What he told a cheering crowd of more than 25,000 people in Prague’s historic Hradcany Square was one a laudable objective but, unfortunately, President Obama yielded to the pressure of the American nuclear establishment and could not commit to the goal of seeking total elimination of nuclear weapons. Only one year later, in 2010, President Obama bowed to the nuclear establishment, earmarking approximately $185 billion to modernise nuclear warheads and delivery systems in the bargain for smooth passage of the new Strategic Arms Reduction Treaty (START) with Russia.
I have argued previously on these pages that powerful lobbies in almost all nuclear weapon states have developed stakes in vast nuclear establishments, spending budgets of billions of dollars. These vested interests always resist efforts to cut down nuclear weapons. The majority of experts agree that the US could maintain an effective nuclear deterrent without any further spending. According to the Federation of American Scientists (FAS) estimates, the US has currently 1,620 strategic warheads deployed on ballistic missiles – 1,150 on submarine-launched ballistic missiles (SLBMS) and 470 on intercontinental ballistic missiles (ICBMs).
President of the Ploughshares Fund Joseph Cirincione has explained very clearly in his recently-published book that the US nuclear arsenal is still configured to counter the threats of any kind of nuclear attack from Russia. Rather, in his view, reconfiguring nuclear force to combat the actual twenty-first-century threat environment could reduce force numbers without sacrificing vital military missions.
But the US administration is not ready to reduce its nuclear arsenal, failing to appreciate the fact that nuclear weapons are becoming strategically irrelevant in today’s world. The truth is that US nuclear deterrent could make Russian troops pull out of Ukraine and spending more money is not going to stop Russian President Vladimir Putin from challenging the US in Europe.
Another manifestation of American nuclear hypocrisy is its open support for Israel’s undeclared nuclear status. US successive administrations have always refused to pressure Israel over its nuclear programme. After 2002, much media attention has focused on the hysteria surrounding the Iranian nuclear enterprise while Israel’s rapidly growing nuclear capabilities have been largely ignored. There is no strong evidence to suggest that Israel’s undeclared nuclear arsenal helped increase its security or bring stability to the region. Rather, it has been a destabilising force.

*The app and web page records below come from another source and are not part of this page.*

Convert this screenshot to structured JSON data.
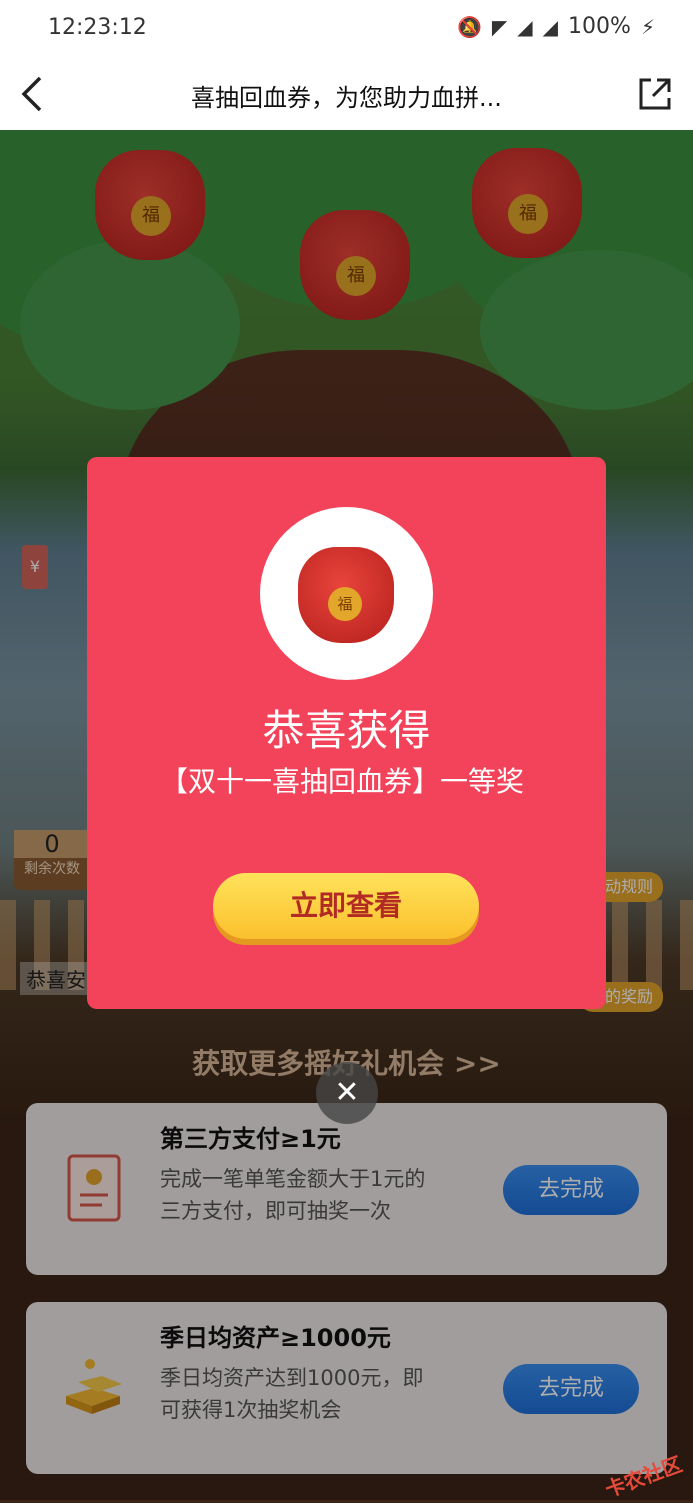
{
  "status": {
    "time": "12:23:12",
    "battery": "100%"
  },
  "navbar": {
    "title": "喜抽回血券，为您助力血拼..."
  },
  "tree": {
    "bag_label": "福",
    "coin_symbol": "¥"
  },
  "side": {
    "count_num": "0",
    "count_label": "剩余次数",
    "rules_label": "活动规则",
    "rewards_label": "我的奖励",
    "ticker": "恭喜安..."
  },
  "modal": {
    "heading": "恭喜获得",
    "prize": "【双十一喜抽回血券】一等奖",
    "cta": "立即查看"
  },
  "tasks": {
    "header": "获取更多摇好礼机会 >>",
    "items": [
      {
        "title": "第三方支付≥1元",
        "desc": "完成一笔单笔金额大于1元的三方支付，即可抽奖一次",
        "action": "去完成"
      },
      {
        "title": "季日均资产≥1000元",
        "desc": "季日均资产达到1000元，即可获得1次抽奖机会",
        "action": "去完成"
      }
    ]
  },
  "watermark": "卡农社区"
}
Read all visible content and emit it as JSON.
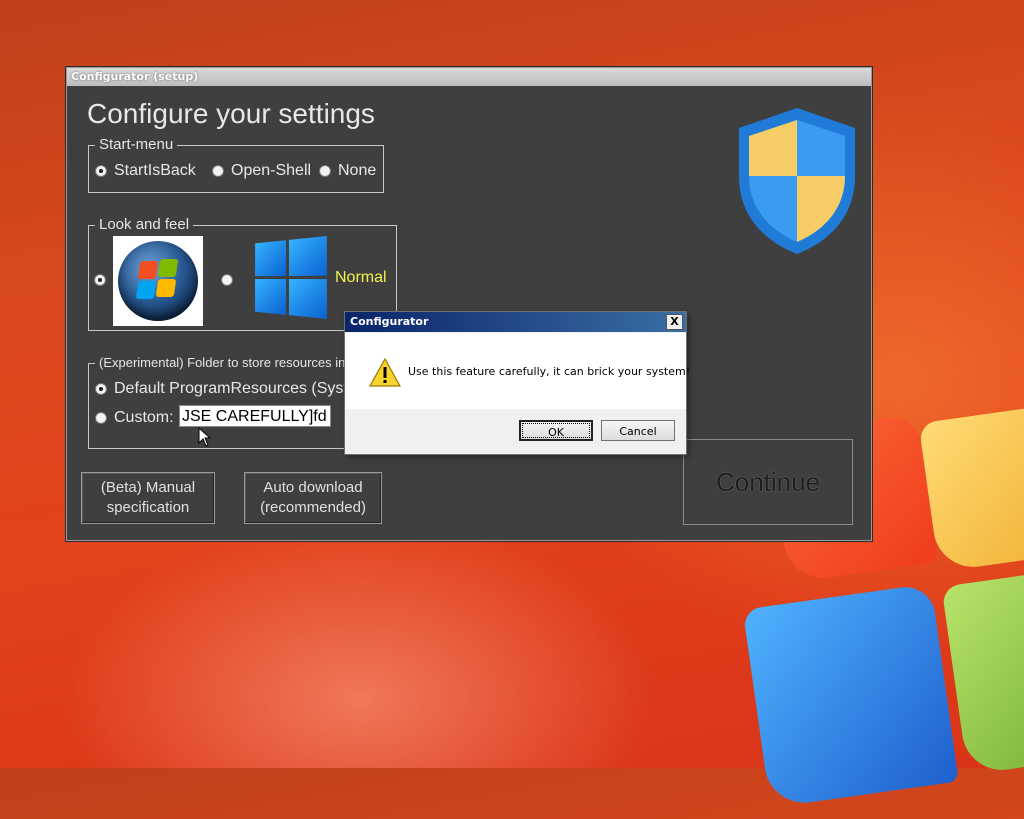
{
  "window": {
    "title": "Configurator (setup)",
    "heading": "Configure your settings"
  },
  "start_menu": {
    "legend": "Start-menu",
    "options": [
      {
        "label": "StartIsBack",
        "checked": true
      },
      {
        "label": "Open-Shell",
        "checked": false
      },
      {
        "label": "None",
        "checked": false
      }
    ]
  },
  "look_and_feel": {
    "legend": "Look and feel",
    "option_classic_checked": true,
    "option_modern_checked": false,
    "modern_label": "Normal"
  },
  "resources": {
    "legend": "(Experimental) Folder to store resources in",
    "default_label": "Default ProgramResources (System",
    "default_checked": true,
    "custom_label": "Custom:",
    "custom_checked": false,
    "custom_value": "JSE CAREFULLY]fd"
  },
  "buttons": {
    "manual_line1": "(Beta) Manual",
    "manual_line2": "specification",
    "auto_line1": "Auto download",
    "auto_line2": "(recommended)",
    "continue": "Continue"
  },
  "dialog": {
    "title": "Configurator",
    "close": "X",
    "message": "Use this feature carefully, it can brick your system!",
    "ok": "OK",
    "cancel": "Cancel",
    "icon": "warning-icon"
  },
  "colors": {
    "window_bg": "#3f3f3f",
    "accent_yellow": "#f2f24a",
    "desktop": "#d8481e"
  }
}
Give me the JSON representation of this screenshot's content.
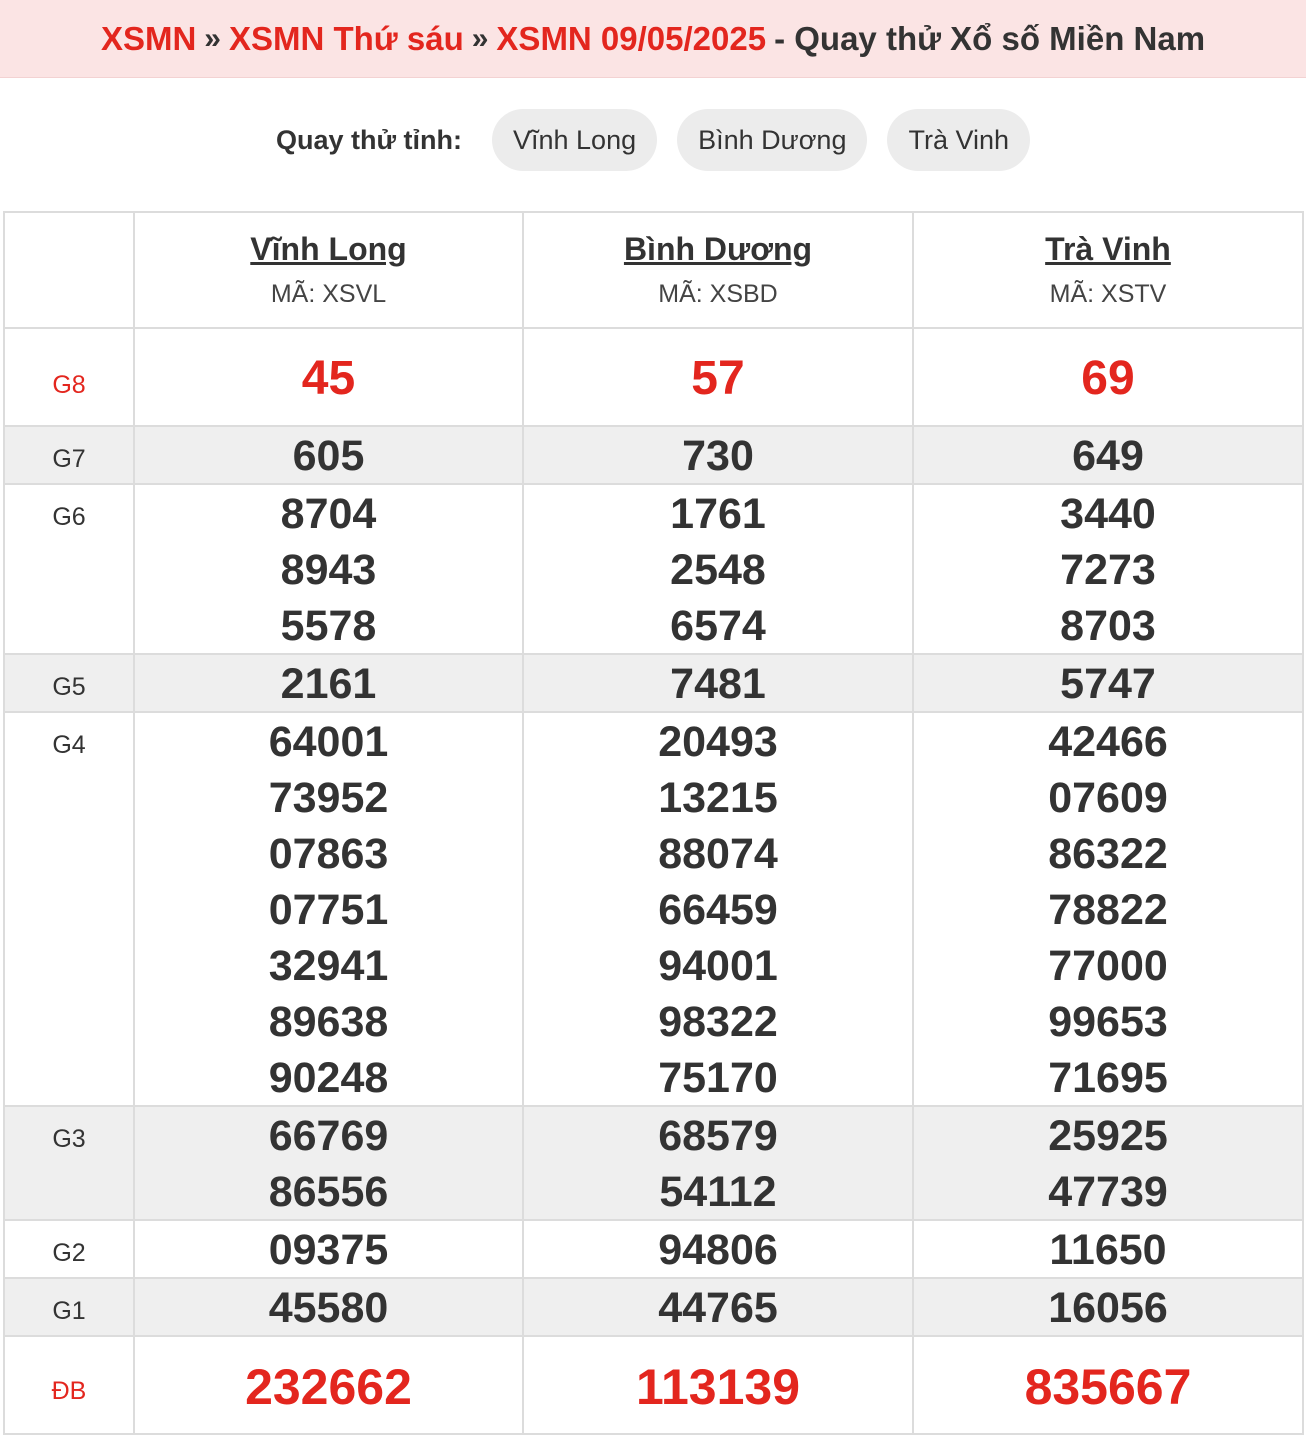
{
  "breadcrumb": {
    "item1": "XSMN",
    "item2": "XSMN Thứ sáu",
    "item3": "XSMN 09/05/2025",
    "separator": "»",
    "suffix": "- Quay thử Xổ số Miền Nam"
  },
  "picker": {
    "label": "Quay thử tỉnh:",
    "options": [
      "Vĩnh Long",
      "Bình Dương",
      "Trà Vinh"
    ]
  },
  "provinces": [
    {
      "name": "Vĩnh Long",
      "code": "MÃ: XSVL"
    },
    {
      "name": "Bình Dương",
      "code": "MÃ: XSBD"
    },
    {
      "name": "Trà Vinh",
      "code": "MÃ: XSTV"
    }
  ],
  "prizes": {
    "labels": {
      "g8": "G8",
      "g7": "G7",
      "g6": "G6",
      "g5": "G5",
      "g4": "G4",
      "g3": "G3",
      "g2": "G2",
      "g1": "G1",
      "db": "ĐB"
    },
    "g8": [
      [
        "45"
      ],
      [
        "57"
      ],
      [
        "69"
      ]
    ],
    "g7": [
      [
        "605"
      ],
      [
        "730"
      ],
      [
        "649"
      ]
    ],
    "g6": [
      [
        "8704",
        "8943",
        "5578"
      ],
      [
        "1761",
        "2548",
        "6574"
      ],
      [
        "3440",
        "7273",
        "8703"
      ]
    ],
    "g5": [
      [
        "2161"
      ],
      [
        "7481"
      ],
      [
        "5747"
      ]
    ],
    "g4": [
      [
        "64001",
        "73952",
        "07863",
        "07751",
        "32941",
        "89638",
        "90248"
      ],
      [
        "20493",
        "13215",
        "88074",
        "66459",
        "94001",
        "98322",
        "75170"
      ],
      [
        "42466",
        "07609",
        "86322",
        "78822",
        "77000",
        "99653",
        "71695"
      ]
    ],
    "g3": [
      [
        "66769",
        "86556"
      ],
      [
        "68579",
        "54112"
      ],
      [
        "25925",
        "47739"
      ]
    ],
    "g2": [
      [
        "09375"
      ],
      [
        "94806"
      ],
      [
        "11650"
      ]
    ],
    "g1": [
      [
        "45580"
      ],
      [
        "44765"
      ],
      [
        "16056"
      ]
    ],
    "db": [
      [
        "232662"
      ],
      [
        "113139"
      ],
      [
        "835667"
      ]
    ]
  },
  "colors": {
    "accent": "#e3261e",
    "header_bg": "#fbe4e4",
    "alt_row": "#efefef",
    "pill": "#ececec"
  }
}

In fact, Israeli governments have repeatedly made threats of a nuclear attack on Arab countries in order to further Israel’s negative ambitions in the Middle East. Ariel Sharon, the former Israeli prime minister, is often quoted as saying, “Arabs may have the oil but we have the matches.” More alarmingly, the US policy of acquiescence in Israel’s nuclear programme has provided an impetus to Iraq, Syria, Iran and other Arab nations to explore the possibility of nuclear weapons – universally acknowledged as a threat to human survival on this planet.
Israel’s nuclear status gave Saddam Hussein a strong incentive to pursue a nuclear weapons programme in the 1980s and early 1990s. Israel has always refused to ratify the NPT, the Comprehensive Test Ban Treaty and the Chemical Weapons Convention. Israel’s refusal to join these treaties has not only undermined the global non-proliferation regime, its worst consequences have appeared in the form of mass proliferation of biological and chemical weapons in Egypt, Syria and Iraq with the purpose to offset Israel’s military dominance in the region.
Israel’s possession of chemical and biological weapons has seriously undermined the moral authority of the US stance, which requires Iran to comply with the NPT and international law. The US cannot assume a leading role in ongoing global nuclear nonproliferation efforts without discarding its hypocritical stance.
By: Rizwan Akhtar